For decades, rhinos were the creatures that would ram your vehicle if you were a nature expert for a television show. They were Martin & Osa Johnson's great nemesis; these famous photogenic hunters of the early 20th century shot lots of rhinos simply because they didn't like rhinos much. Enright, an expert on the Johnsons, features them to their detriment astride dead rhinos who assuredly weren't bothering anybody. The matter-of-fact approach taken by the Johnsons, and other characters like Teddy Roosevelt and Ernest Hemingway, towards shooting as many rhinos as possible and the larger the better, is very disturbing, particularly when coupled with a view of the rhino as a big cowlike animal. At least a tiger might be legitimately gunning for the hunter, if severely outgunned in the contest. The rhino just wants to eat.
Most of the Reaktion Animal books start with biology and taxonomy, and move into culture.

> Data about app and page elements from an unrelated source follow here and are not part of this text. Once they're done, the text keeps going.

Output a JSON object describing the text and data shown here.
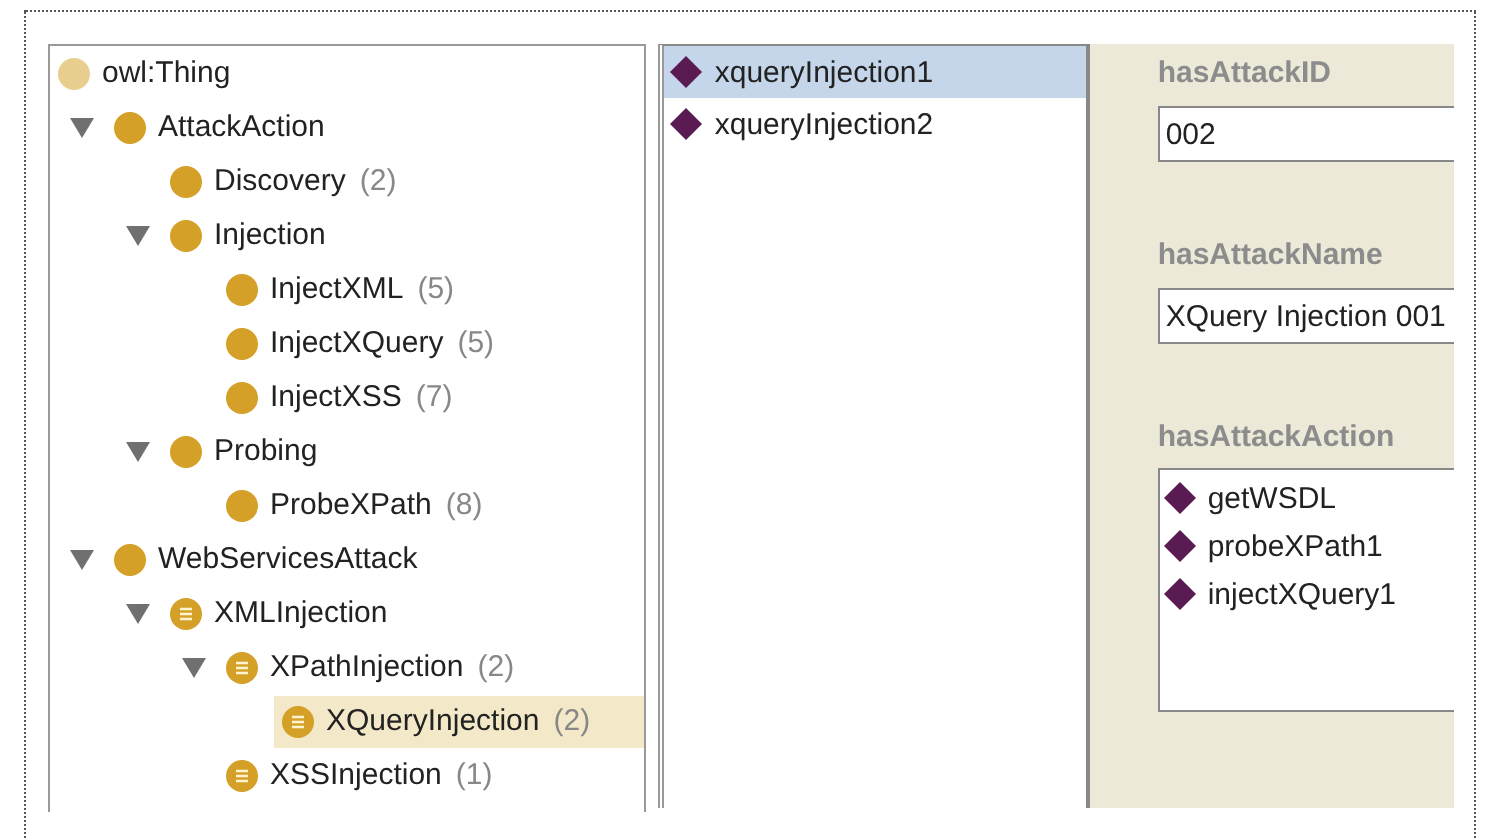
{
  "class_tree": [
    {
      "label": "owl:Thing",
      "kind": "thing",
      "selected": false,
      "children": [
        {
          "label": "AttackAction",
          "kind": "class",
          "selected": false,
          "expanded": true,
          "children": [
            {
              "label": "Discovery",
              "count": "(2)",
              "kind": "class",
              "selected": false
            },
            {
              "label": "Injection",
              "kind": "class",
              "selected": false,
              "expanded": true,
              "children": [
                {
                  "label": "InjectXML",
                  "count": "(5)",
                  "kind": "class",
                  "selected": false
                },
                {
                  "label": "InjectXQuery",
                  "count": "(5)",
                  "kind": "class",
                  "selected": false
                },
                {
                  "label": "InjectXSS",
                  "count": "(7)",
                  "kind": "class",
                  "selected": false
                }
              ]
            },
            {
              "label": "Probing",
              "kind": "class",
              "selected": false,
              "expanded": true,
              "children": [
                {
                  "label": "ProbeXPath",
                  "count": "(8)",
                  "kind": "class",
                  "selected": false
                }
              ]
            }
          ]
        },
        {
          "label": "WebServicesAttack",
          "kind": "class",
          "selected": false,
          "expanded": true,
          "children": [
            {
              "label": "XMLInjection",
              "kind": "defined",
              "selected": false,
              "expanded": true,
              "children": [
                {
                  "label": "XPathInjection",
                  "count": "(2)",
                  "kind": "defined",
                  "selected": false,
                  "expanded": true,
                  "children": [
                    {
                      "label": "XQueryInjection",
                      "count": "(2)",
                      "kind": "defined",
                      "selected": true
                    }
                  ]
                },
                {
                  "label": "XSSInjection",
                  "count": "(1)",
                  "kind": "defined",
                  "selected": false
                }
              ]
            }
          ]
        }
      ]
    }
  ],
  "instances": [
    {
      "label": "xqueryInjection1",
      "selected": true
    },
    {
      "label": "xqueryInjection2",
      "selected": false
    }
  ],
  "properties": [
    {
      "name": "hasAttackID",
      "kind": "text",
      "value": "002"
    },
    {
      "name": "hasAttackName",
      "kind": "text",
      "value": "XQuery Injection 001"
    },
    {
      "name": "hasAttackAction",
      "kind": "list",
      "values": [
        "getWSDL",
        "probeXPath1",
        "injectXQuery1"
      ]
    }
  ]
}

Enright saves her taxonomy for last and doesn't do much natural history of the rhino at all. She offers excellent unexpected chapters instead: first on the unicorn and the dinosaur. Why? When Westerners first tried to talk about rhinos, they did so in terms of unicorns; when they first tried to talk about dinos, they did so in terms of the now-familiar rhino. Rhinoceroses became famous in the west thanks to individuals who survived exportation to become the stars of various menageries; following Glynis Ridley in Clara's Grand Tour (2004), Enright sees these individual stars as emblematic for projection of Western ideas onto exotic animals. We then move to rhinos in the hunt, in culture, in conservation. It's a sympathetic and smart treatment of an offbeat animal.

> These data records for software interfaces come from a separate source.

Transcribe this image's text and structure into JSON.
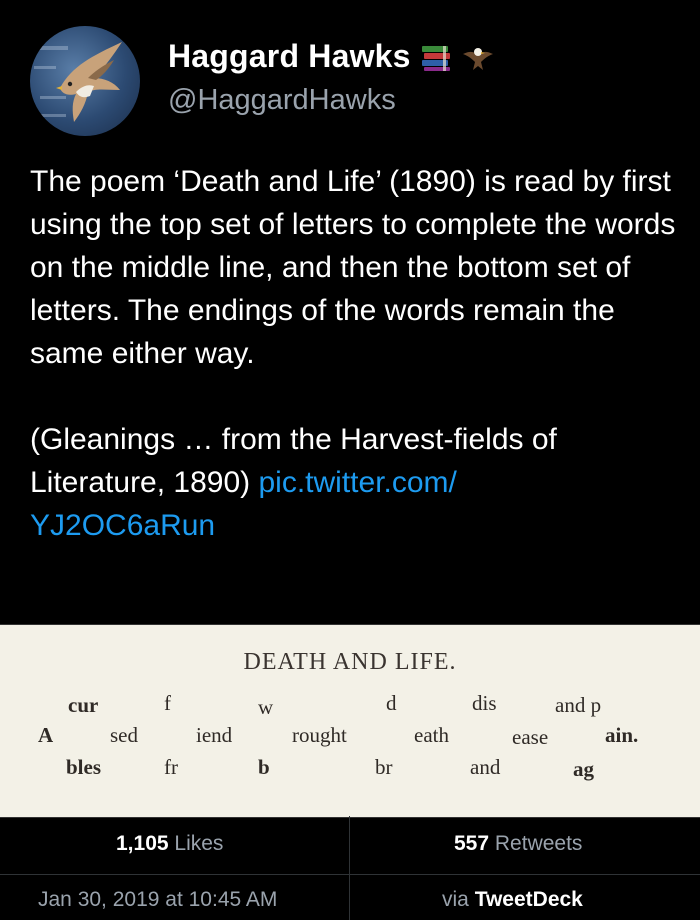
{
  "user": {
    "display_name": "Haggard Hawks",
    "handle": "@HaggardHawks",
    "emoji_icons": [
      "books-icon",
      "eagle-icon"
    ]
  },
  "tweet": {
    "text": "The poem ‘Death and Life’ (1890) is read by first using the top set of letters to complete the words on the middle line, and then the bottom set of letters. The endings of the words remain the same either way.\n\n(Gleanings … from the Harvest-fields of Literature, 1890) ",
    "link_line1": "pic.twitter.com/",
    "link_line2": "YJ2OC6aRun"
  },
  "image": {
    "title": "DEATH AND LIFE.",
    "top": [
      "cur",
      "f",
      "w",
      "d",
      "dis",
      "and p"
    ],
    "middle": [
      "A",
      "sed",
      "iend",
      "rought",
      "eath",
      "ease",
      "ain."
    ],
    "bottom": [
      "bles",
      "fr",
      "b",
      "br",
      "and",
      "ag"
    ]
  },
  "stats": {
    "likes_count": "1,105",
    "likes_label": "Likes",
    "retweets_count": "557",
    "retweets_label": "Retweets"
  },
  "meta": {
    "timestamp": "Jan 30, 2019 at 10:45 AM",
    "via_label": "via",
    "client": "TweetDeck"
  }
}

Other Reaktion authors have tried to claim that animals like ducks, parrots, and cows are central to human interaction with the nonhuman. Enright can't claim that. But she makes a powerful case for the dignity of the rhinoceros – both in his wild unapproachability and his curious tameness once approached. Rhino subspecies were going extinct even as I read Rhinoceros, and Enright's book made me regret this change all the more bitterly.
Enright, Kelly. Rhinoceros. London: Reaktion, 2008.